…Timothy Fuller At The New Criterion: ‘The Compensations Of Michael Oakeshott’John Gray At The Literary Review Takes A Look At A New Book On Michael Oakeshott: ‘Last Of The Idealists’

Is there anybody whom you trust to decide what you should and shouldn’t read?

Parents? Great authors? Public intellectuals? Professors? God? Laws and lawmakers? Religious leaders? A school-board? A democratic majority? People who think like you? A Council of Cultural Marxists?

The Department of Institutionalized Idiocy?

uploaded by mattbucher

Ford Foundation Promises To Smite Inequality From This Earth

From The New Yorker: ‘What Money Can Buy

How is Henry Ford’s automobile money being spent these days?

I’ll just leave these here:

‘Should Women’s Agency and Racial/Ethnic/Indigenous Justice be grouped under the larger heading of Inclusion? What about Human Rights Architecture and Imagining Inclusive Capitalism?’

That sounds important:

‘Did each thematic area lend itself to a race, class, and gender analysis? Did each strategy support the agency and voice of marginalized groups? Besides the thematic areas and strategies, there were also “lines of work,” “sets,” “challenges,” and “lenses,” and there was a certain lack of clarity on the difference between these things.’

How the money was made = Who eventually gets their hands on the money.

(addition: That should read as ‘not equal’, as this is a very professional site).

See also on this site:

-Jack Shakely At The Los Angeles Review Of Books Reviews Ken Stern’s ‘With Charity For All’-Non-profits are big business.

My $50,000,000,000 million cents:

The secular ports offer their lights and their shelters, but there’s little talk of the costs and downside risks of finding meaning in one’s life through the latest moral and political movements.

Human nature being what it is, groupthink, vanity, hubris, and ignorance can easily overpower independent thought, humility, doubt and knowledge.  Many drivers of change can be quite unaccustomed to examining their own assumptions with the scrutiny they reserve for their opponents.

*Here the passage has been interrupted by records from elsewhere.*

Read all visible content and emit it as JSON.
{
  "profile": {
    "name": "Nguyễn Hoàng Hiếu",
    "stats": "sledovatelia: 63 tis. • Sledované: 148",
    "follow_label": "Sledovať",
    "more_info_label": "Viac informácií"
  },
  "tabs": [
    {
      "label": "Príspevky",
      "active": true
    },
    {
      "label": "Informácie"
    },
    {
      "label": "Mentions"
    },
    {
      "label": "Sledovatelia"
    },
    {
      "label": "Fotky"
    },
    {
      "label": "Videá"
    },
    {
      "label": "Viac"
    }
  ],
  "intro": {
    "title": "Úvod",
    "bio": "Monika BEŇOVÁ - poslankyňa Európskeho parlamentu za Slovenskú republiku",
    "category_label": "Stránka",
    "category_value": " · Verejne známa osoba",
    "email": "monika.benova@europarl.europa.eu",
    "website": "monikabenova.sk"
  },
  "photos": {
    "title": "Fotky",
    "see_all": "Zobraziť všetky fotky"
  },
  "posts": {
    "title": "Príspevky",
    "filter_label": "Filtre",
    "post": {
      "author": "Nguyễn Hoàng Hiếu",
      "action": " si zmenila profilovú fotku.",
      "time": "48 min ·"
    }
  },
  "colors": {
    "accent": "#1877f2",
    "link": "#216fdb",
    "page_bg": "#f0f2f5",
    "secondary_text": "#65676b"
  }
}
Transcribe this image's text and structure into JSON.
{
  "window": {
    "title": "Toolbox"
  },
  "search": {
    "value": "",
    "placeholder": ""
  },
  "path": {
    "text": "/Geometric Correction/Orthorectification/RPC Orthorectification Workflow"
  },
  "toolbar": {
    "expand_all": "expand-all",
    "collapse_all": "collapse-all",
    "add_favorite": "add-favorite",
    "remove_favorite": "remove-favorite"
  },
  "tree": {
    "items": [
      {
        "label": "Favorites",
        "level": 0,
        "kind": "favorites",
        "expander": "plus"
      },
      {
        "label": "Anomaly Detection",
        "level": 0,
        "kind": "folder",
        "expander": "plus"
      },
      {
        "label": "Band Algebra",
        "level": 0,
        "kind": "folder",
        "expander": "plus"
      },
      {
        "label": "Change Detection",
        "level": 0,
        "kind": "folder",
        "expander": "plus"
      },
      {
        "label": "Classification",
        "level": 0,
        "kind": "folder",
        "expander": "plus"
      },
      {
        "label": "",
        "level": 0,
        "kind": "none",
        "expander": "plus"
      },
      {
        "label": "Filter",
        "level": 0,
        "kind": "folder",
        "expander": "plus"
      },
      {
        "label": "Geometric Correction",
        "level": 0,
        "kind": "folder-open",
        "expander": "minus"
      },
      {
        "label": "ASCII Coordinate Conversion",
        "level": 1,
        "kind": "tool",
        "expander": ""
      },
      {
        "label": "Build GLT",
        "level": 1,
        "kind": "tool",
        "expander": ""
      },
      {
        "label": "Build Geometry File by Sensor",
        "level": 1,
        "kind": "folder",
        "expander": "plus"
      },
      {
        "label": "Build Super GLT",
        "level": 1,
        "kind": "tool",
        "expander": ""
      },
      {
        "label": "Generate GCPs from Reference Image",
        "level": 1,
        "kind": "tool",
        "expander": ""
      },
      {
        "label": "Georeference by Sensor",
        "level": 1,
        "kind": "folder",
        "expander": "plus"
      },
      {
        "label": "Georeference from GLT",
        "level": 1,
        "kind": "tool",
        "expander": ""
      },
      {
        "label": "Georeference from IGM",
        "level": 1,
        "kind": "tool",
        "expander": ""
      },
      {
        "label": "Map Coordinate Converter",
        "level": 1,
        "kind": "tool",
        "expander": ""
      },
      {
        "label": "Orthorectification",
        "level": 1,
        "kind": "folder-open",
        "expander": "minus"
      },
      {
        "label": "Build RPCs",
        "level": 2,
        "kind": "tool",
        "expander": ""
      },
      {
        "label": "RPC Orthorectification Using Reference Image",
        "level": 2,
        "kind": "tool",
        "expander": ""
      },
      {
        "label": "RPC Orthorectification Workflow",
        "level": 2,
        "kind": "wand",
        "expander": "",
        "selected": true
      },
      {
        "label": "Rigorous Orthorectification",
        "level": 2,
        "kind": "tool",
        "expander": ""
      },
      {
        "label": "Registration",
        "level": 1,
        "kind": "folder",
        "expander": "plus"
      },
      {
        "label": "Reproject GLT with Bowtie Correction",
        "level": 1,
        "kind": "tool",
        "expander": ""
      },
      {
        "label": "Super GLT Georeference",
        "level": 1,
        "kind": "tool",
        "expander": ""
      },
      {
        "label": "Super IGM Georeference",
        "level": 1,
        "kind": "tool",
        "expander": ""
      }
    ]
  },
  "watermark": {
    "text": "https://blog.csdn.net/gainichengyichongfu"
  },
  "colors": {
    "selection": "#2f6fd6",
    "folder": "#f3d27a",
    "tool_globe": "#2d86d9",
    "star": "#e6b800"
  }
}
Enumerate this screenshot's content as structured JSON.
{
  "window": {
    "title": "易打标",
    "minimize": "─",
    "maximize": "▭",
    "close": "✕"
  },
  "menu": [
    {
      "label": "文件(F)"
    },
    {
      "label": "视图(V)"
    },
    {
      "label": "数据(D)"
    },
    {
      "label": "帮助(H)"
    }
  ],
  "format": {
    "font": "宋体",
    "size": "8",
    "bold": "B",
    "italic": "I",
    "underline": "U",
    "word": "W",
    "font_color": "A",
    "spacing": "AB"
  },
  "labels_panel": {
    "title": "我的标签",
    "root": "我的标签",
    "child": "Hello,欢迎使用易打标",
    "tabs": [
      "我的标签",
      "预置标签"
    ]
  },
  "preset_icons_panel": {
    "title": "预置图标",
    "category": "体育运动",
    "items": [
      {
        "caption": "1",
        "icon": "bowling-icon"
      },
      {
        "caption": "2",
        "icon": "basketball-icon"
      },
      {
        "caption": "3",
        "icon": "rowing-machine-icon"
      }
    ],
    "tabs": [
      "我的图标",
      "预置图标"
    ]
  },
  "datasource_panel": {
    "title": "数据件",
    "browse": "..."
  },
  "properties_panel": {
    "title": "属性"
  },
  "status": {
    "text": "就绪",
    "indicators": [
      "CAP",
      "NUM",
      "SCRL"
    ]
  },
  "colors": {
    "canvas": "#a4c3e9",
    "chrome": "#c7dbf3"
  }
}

Gathered under the liberal ideals, then, just as sure as you might find in any church pew, can be found no shortage of reformers, zealots, sinners and fools, the bemused, the bored, the righteously passionate, the totally-nuts etc.

Repost-From The New Yorker: ‘Writing Powered By Amtrak’

From The Liberal Bastions-James Baldwin, Often